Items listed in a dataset

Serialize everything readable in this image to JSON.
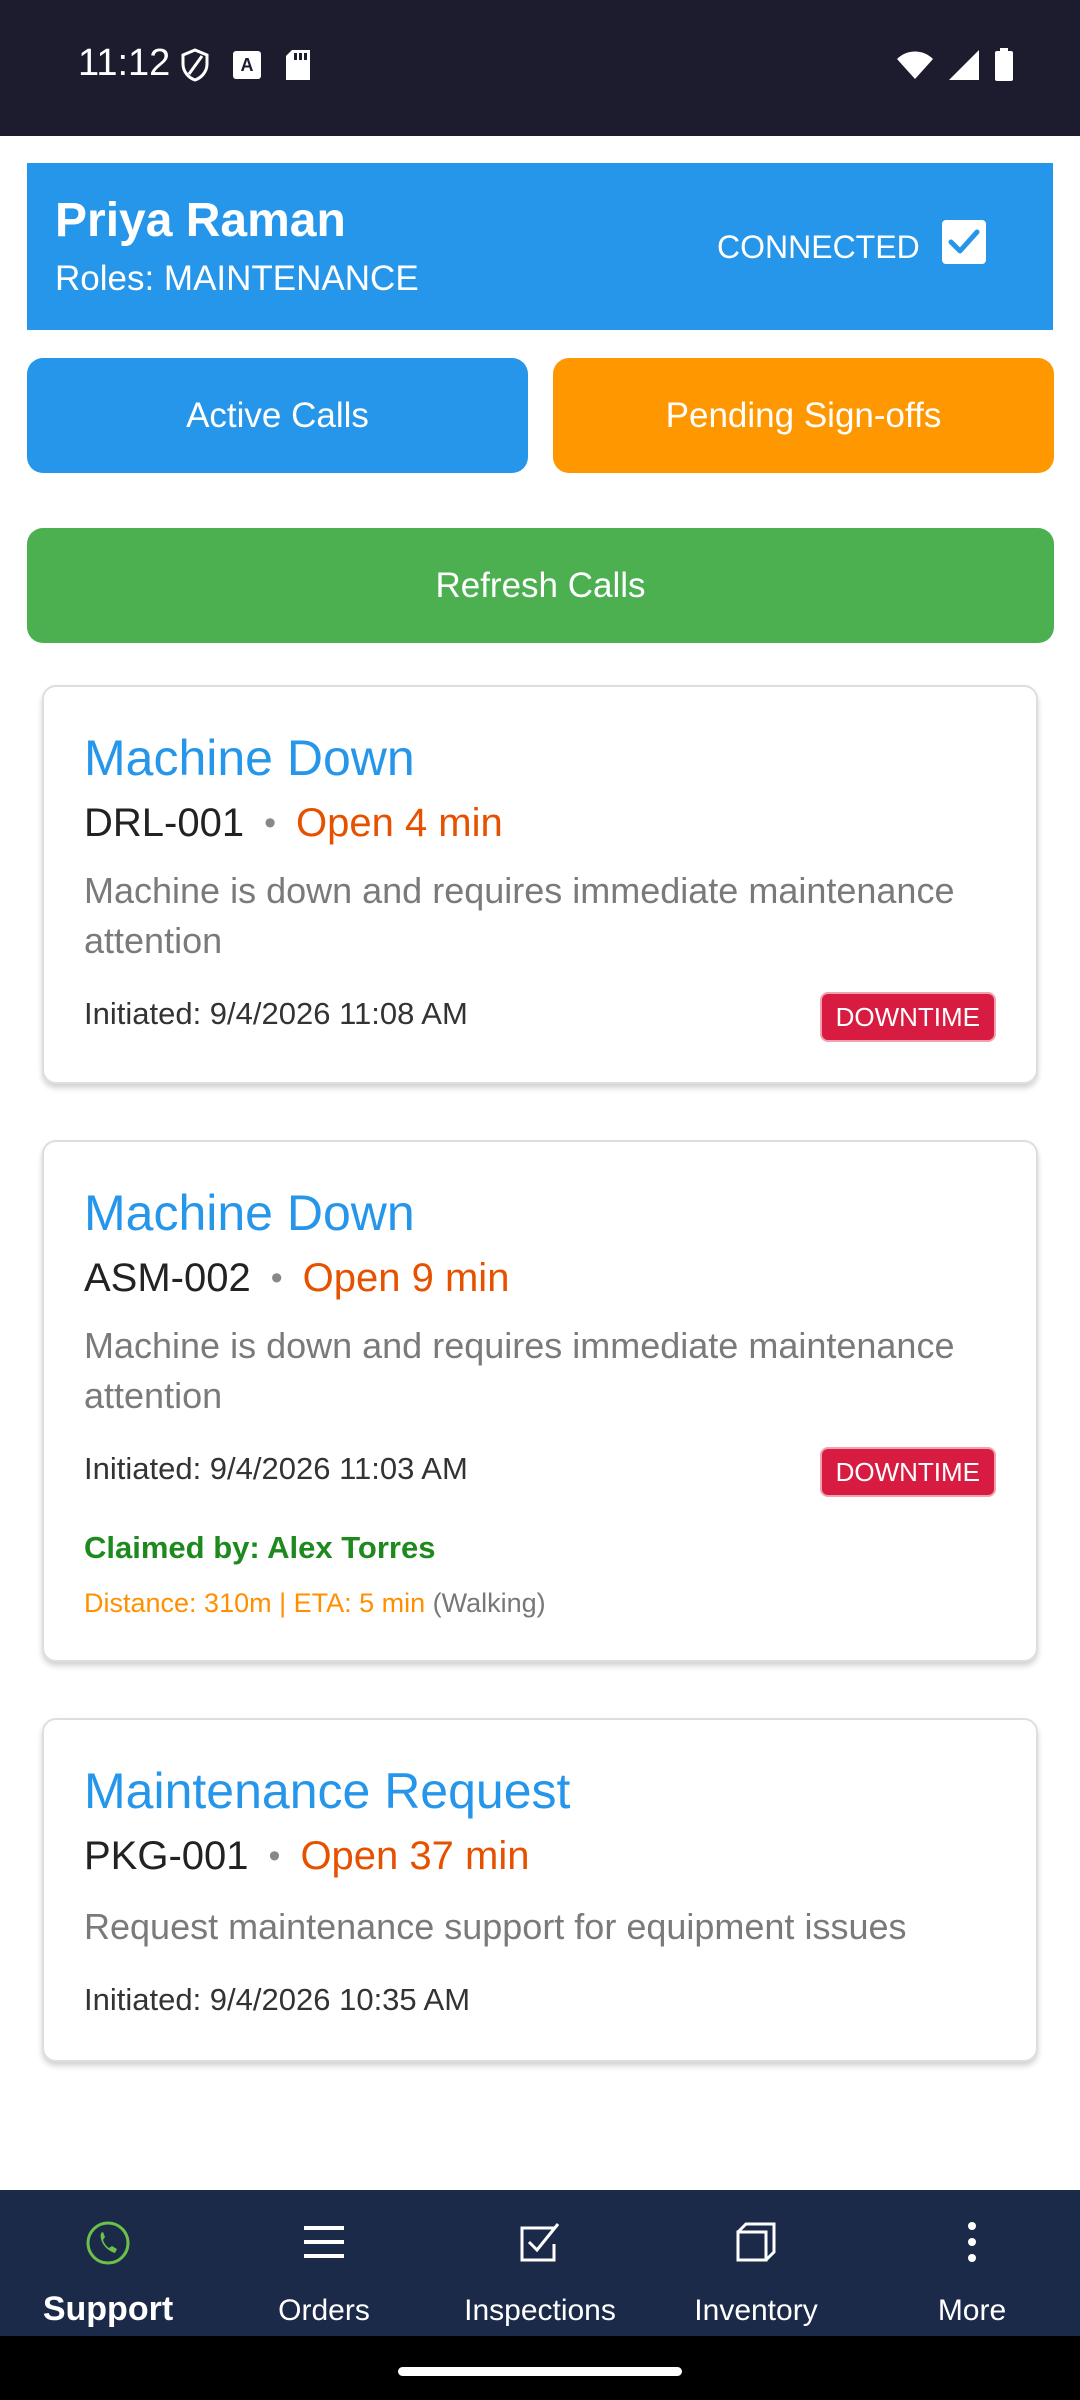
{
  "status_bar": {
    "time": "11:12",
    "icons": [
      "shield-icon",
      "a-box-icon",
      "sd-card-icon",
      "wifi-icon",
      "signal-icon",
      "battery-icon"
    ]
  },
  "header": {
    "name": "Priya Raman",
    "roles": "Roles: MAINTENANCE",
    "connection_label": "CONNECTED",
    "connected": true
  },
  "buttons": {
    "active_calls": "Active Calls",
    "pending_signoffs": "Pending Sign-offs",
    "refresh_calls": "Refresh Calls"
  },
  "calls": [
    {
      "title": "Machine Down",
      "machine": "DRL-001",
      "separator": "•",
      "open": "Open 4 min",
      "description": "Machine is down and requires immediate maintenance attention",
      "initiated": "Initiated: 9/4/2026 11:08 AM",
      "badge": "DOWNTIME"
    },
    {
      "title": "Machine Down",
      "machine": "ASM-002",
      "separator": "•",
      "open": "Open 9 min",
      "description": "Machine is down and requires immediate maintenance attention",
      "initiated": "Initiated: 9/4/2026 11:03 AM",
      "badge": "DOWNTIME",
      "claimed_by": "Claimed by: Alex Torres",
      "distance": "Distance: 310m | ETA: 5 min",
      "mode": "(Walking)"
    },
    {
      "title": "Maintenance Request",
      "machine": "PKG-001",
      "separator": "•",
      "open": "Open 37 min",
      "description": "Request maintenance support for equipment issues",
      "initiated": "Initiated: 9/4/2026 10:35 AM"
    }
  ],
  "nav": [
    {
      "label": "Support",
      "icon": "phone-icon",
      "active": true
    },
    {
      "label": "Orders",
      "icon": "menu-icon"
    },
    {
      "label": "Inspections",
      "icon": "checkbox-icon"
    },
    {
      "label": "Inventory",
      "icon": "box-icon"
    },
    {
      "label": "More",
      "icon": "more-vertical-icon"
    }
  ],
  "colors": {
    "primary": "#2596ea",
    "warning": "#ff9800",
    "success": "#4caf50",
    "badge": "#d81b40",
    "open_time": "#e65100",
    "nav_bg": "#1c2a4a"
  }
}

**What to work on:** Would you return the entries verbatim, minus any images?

**Response box:**
Serialize everything readable in this image to JSON.
{
  "status_bar": {
    "time": "11:12",
    "icons": [
      "shield-icon",
      "a-box-icon",
      "sd-card-icon",
      "wifi-icon",
      "signal-icon",
      "battery-icon"
    ]
  },
  "header": {
    "name": "Priya Raman",
    "roles": "Roles: MAINTENANCE",
    "connection_label": "CONNECTED",
    "connected": true
  },
  "buttons": {
    "active_calls": "Active Calls",
    "pending_signoffs": "Pending Sign-offs",
    "refresh_calls": "Refresh Calls"
  },
  "calls": [
    {
      "title": "Machine Down",
      "machine": "DRL-001",
      "separator": "•",
      "open": "Open 4 min",
      "description": "Machine is down and requires immediate maintenance attention",
      "initiated": "Initiated: 9/4/2026 11:08 AM",
      "badge": "DOWNTIME"
    },
    {
      "title": "Machine Down",
      "machine": "ASM-002",
      "separator": "•",
      "open": "Open 9 min",
      "description": "Machine is down and requires immediate maintenance attention",
      "initiated": "Initiated: 9/4/2026 11:03 AM",
      "badge": "DOWNTIME",
      "claimed_by": "Claimed by: Alex Torres",
      "distance": "Distance: 310m | ETA: 5 min",
      "mode": "(Walking)"
    },
    {
      "title": "Maintenance Request",
      "machine": "PKG-001",
      "separator": "•",
      "open": "Open 37 min",
      "description": "Request maintenance support for equipment issues",
      "initiated": "Initiated: 9/4/2026 10:35 AM"
    }
  ],
  "nav": [
    {
      "label": "Support",
      "icon": "phone-icon",
      "active": true
    },
    {
      "label": "Orders",
      "icon": "menu-icon"
    },
    {
      "label": "Inspections",
      "icon": "checkbox-icon"
    },
    {
      "label": "Inventory",
      "icon": "box-icon"
    },
    {
      "label": "More",
      "icon": "more-vertical-icon"
    }
  ],
  "colors": {
    "primary": "#2596ea",
    "warning": "#ff9800",
    "success": "#4caf50",
    "badge": "#d81b40",
    "open_time": "#e65100",
    "nav_bg": "#1c2a4a"
  }
}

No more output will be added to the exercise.